Regulating retail structured products for the less-than-rational investor an analysis of recent regulatory policy in three jurisdictions
thesisposted on 02.03.2017 by Joy, Martin
In order to distinguish essays and pre-prints from academic theses, we have a separate category. These are often much longer text based documents than a paper.

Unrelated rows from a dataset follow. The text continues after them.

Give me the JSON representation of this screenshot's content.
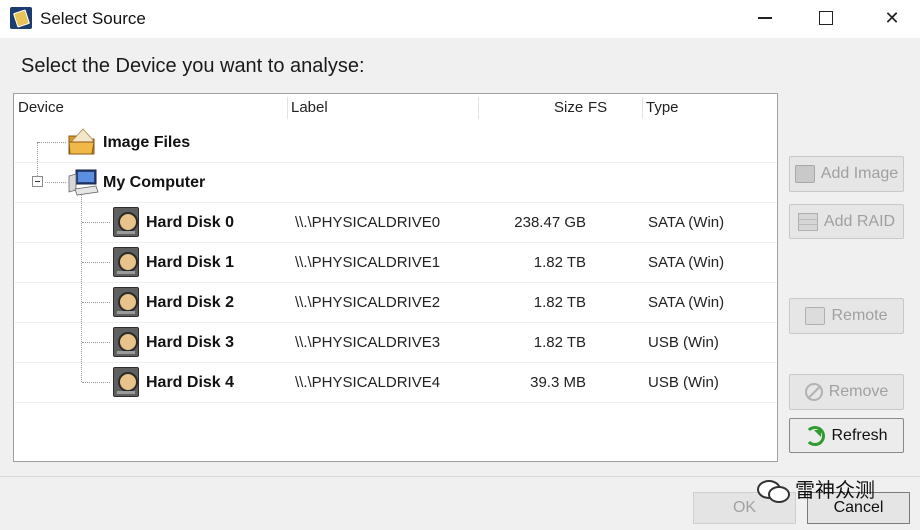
{
  "window": {
    "title": "Select Source",
    "minimize_icon": "minimize-icon",
    "maximize_icon": "maximize-icon",
    "close_glyph": "✕"
  },
  "instruction": "Select the Device you want to analyse:",
  "columns": {
    "device": "Device",
    "label": "Label",
    "size": "Size",
    "fs": "FS",
    "type": "Type"
  },
  "tree": {
    "image_files": {
      "name": "Image Files",
      "icon": "folder-icon"
    },
    "my_computer": {
      "name": "My Computer",
      "icon": "computer-icon",
      "expander": "collapse-icon"
    },
    "disks": [
      {
        "name": "Hard Disk 0",
        "label": "\\\\.\\PHYSICALDRIVE0",
        "size": "238.47 GB",
        "fs": "",
        "type": "SATA (Win)"
      },
      {
        "name": "Hard Disk 1",
        "label": "\\\\.\\PHYSICALDRIVE1",
        "size": "1.82 TB",
        "fs": "",
        "type": "SATA (Win)"
      },
      {
        "name": "Hard Disk 2",
        "label": "\\\\.\\PHYSICALDRIVE2",
        "size": "1.82 TB",
        "fs": "",
        "type": "SATA (Win)"
      },
      {
        "name": "Hard Disk 3",
        "label": "\\\\.\\PHYSICALDRIVE3",
        "size": "1.82 TB",
        "fs": "",
        "type": "USB (Win)"
      },
      {
        "name": "Hard Disk 4",
        "label": "\\\\.\\PHYSICALDRIVE4",
        "size": "39.3 MB",
        "fs": "",
        "type": "USB (Win)"
      }
    ]
  },
  "buttons": {
    "add_image": "Add Image",
    "add_raid": "Add RAID",
    "remote": "Remote",
    "remove": "Remove",
    "refresh": "Refresh",
    "ok": "OK",
    "cancel": "Cancel"
  },
  "watermark": "雷神众测",
  "colors": {
    "accent_green": "#2f9a2f",
    "disabled_text": "#a0a0a0"
  }
}
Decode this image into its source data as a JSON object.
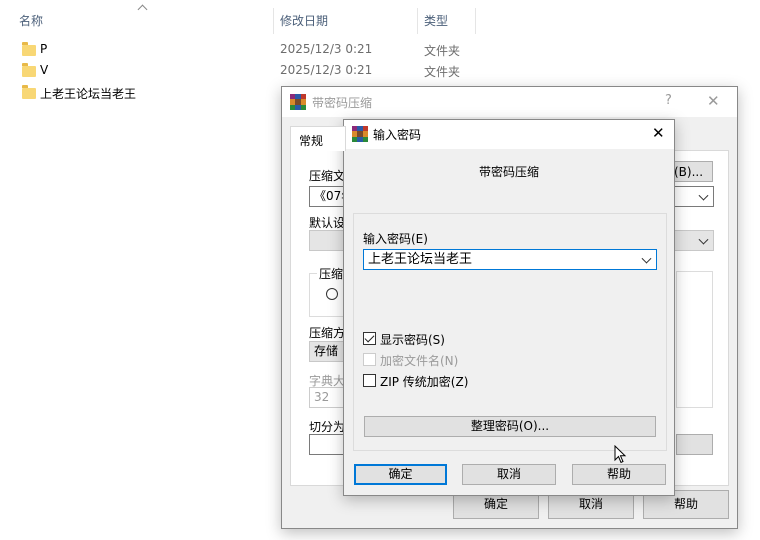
{
  "explorer": {
    "columns": {
      "name": "名称",
      "date": "修改日期",
      "type": "类型"
    },
    "rows": [
      {
        "name": "P",
        "date": "2025/12/3 0:21",
        "type": "文件夹"
      },
      {
        "name": "V",
        "date": "2025/12/3 0:21",
        "type": "文件夹"
      },
      {
        "name": "上老王论坛当老王",
        "date": "",
        "type": ""
      }
    ]
  },
  "back_dialog": {
    "title": "带密码压缩",
    "help": "?",
    "close": "✕",
    "tab": "常规",
    "archive_label": "压缩文",
    "archive_value": "《07年",
    "browse": "(B)...",
    "profile_label": "默认设",
    "format_group": "压缩",
    "method_label": "压缩方",
    "method_value": "存储",
    "dict_label": "字典大",
    "dict_value": "32",
    "split_label": "切分为",
    "ok": "确定",
    "cancel": "取消",
    "help_btn": "帮助"
  },
  "front_dialog": {
    "title": "输入密码",
    "close": "✕",
    "heading": "带密码压缩",
    "password_label": "输入密码(E)",
    "password_value": "上老王论坛当老王",
    "show_password": {
      "label": "显示密码(S)",
      "checked": true
    },
    "encrypt_names": {
      "label": "加密文件名(N)",
      "checked": false,
      "disabled": true
    },
    "zip_legacy": {
      "label": "ZIP 传统加密(Z)",
      "checked": false
    },
    "organize": "整理密码(O)...",
    "ok": "确定",
    "cancel": "取消",
    "help": "帮助"
  },
  "colors": {
    "accent": "#0078d7",
    "dialog_bg": "#f0f0f0"
  }
}
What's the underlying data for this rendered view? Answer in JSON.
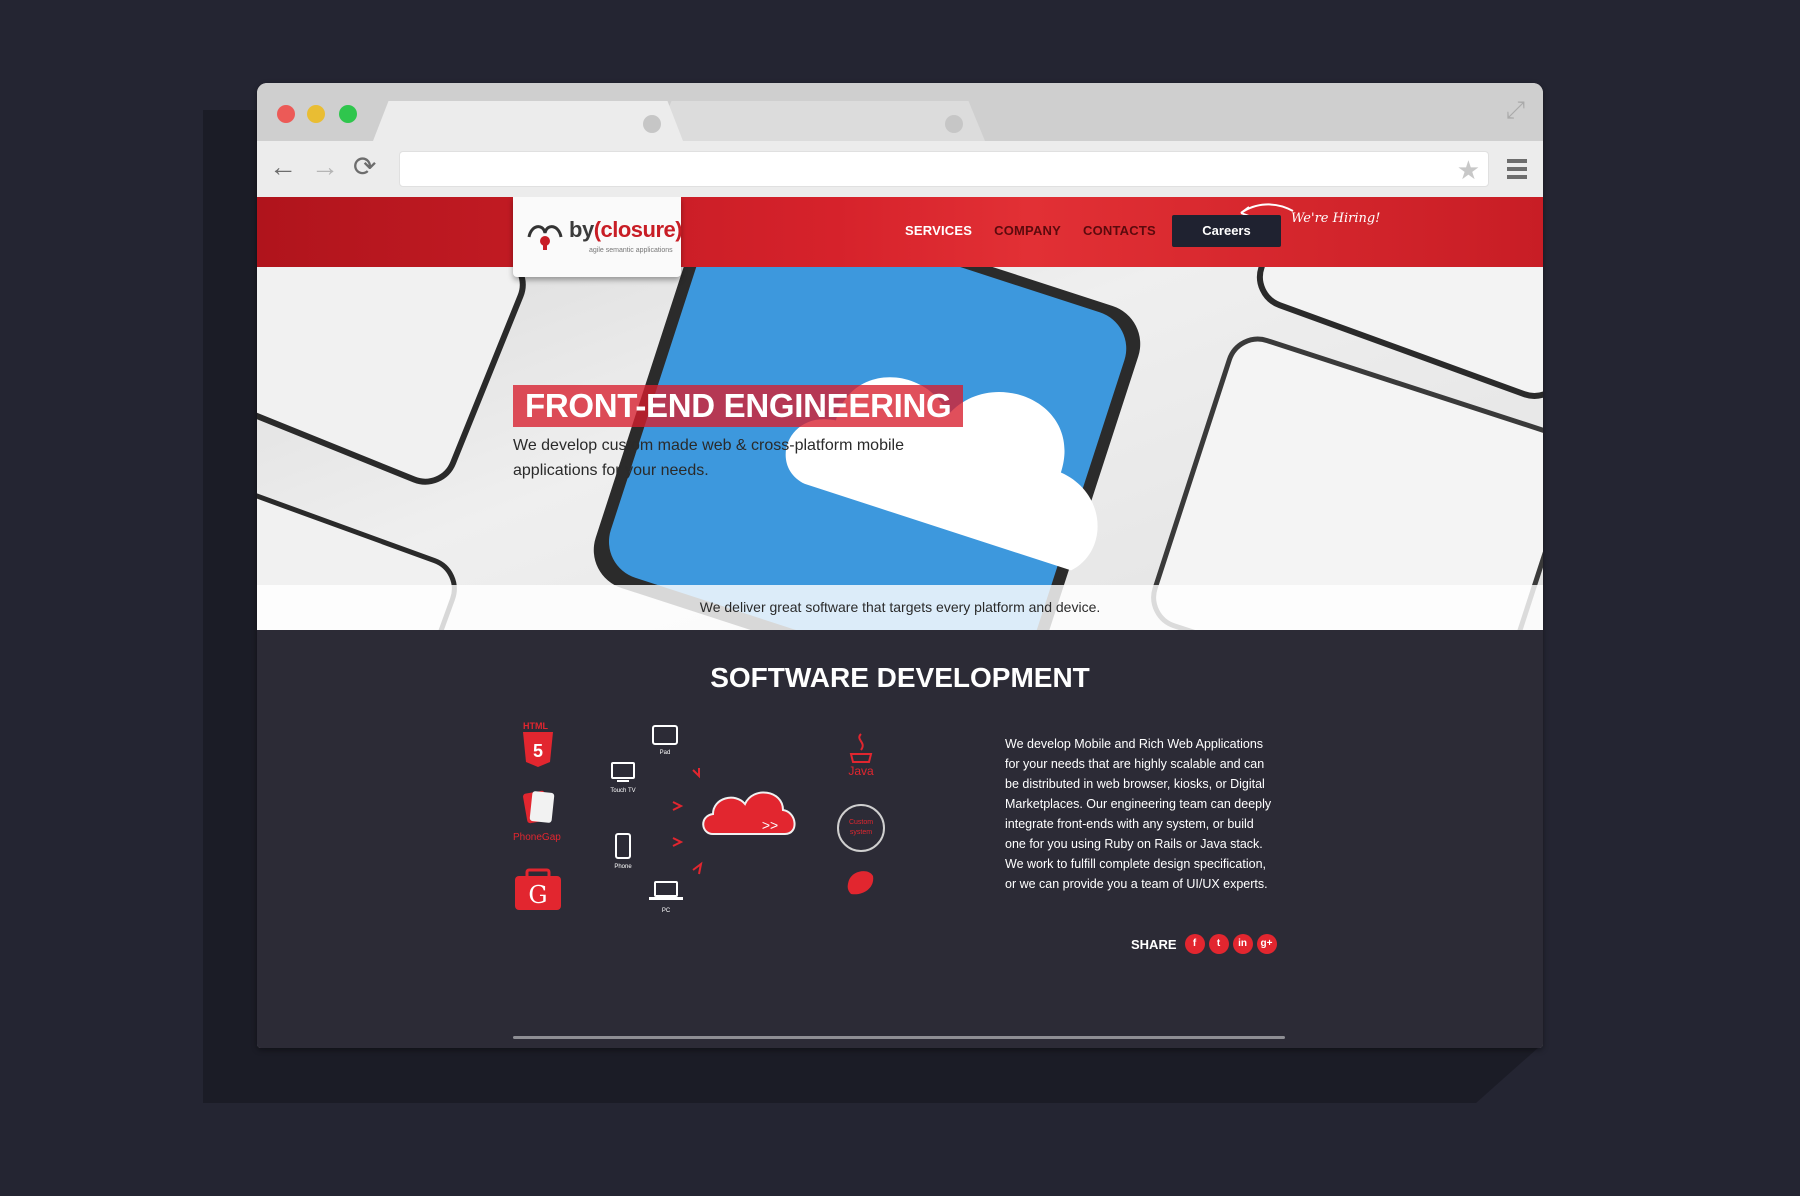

Retail structured products are financial instruments that use derivatives to deliver a range of economic payoffs to retail investors. The investor protection issues posed by the products’ inherent complexity have catalysed investor protection regulatory policy in various jurisdictions since the 2008 financial crisis. Studying these initiatives can help us understand post-crisis investor protection regulation. In particular, they offer the opportunity to explore if and how changing ideas of retail investors (from rational to less-than-rational decision-maker) are driving different regulatory policy settings. This thesis contains case studies of recent regulatory policy from Hong Kong, the EU and the US on retail structured products. The cases studies consist of examinations of the identified regulatory policy problems and offered solutions of each jurisdiction. The thesis uses a novel analytical framework on investor protection policy to offer the new central finding that this recent policy appears to be influenced by a notional investor who is less-than-rational. Four supplemental findings support this central finding. o First, the problems that have driven recent policy are a broad range of previously unaddressed problems. This indicates that what authorities perceive to be a ‘problem’ has changed (perhaps reflecting the changing idea of the notional investor). o Second, a number of the solutions publicly announced by regulatory authorities since the crisis have focused on changing the investment environment in which investors are located, rather than simply seeking to simply give investors better information. o Third, these solutions appear relatively interventionist, with the state prescribing outcomes rather than leaving these to market forces. o Lastly, the influence of the idea of the less-than-rational investor is incomplete. There is an observable disconnect between the presentation of the policy and its substance. This suggests that regulatory authorities have difficulty in publicly signalling that they believe investors are less-than-rational.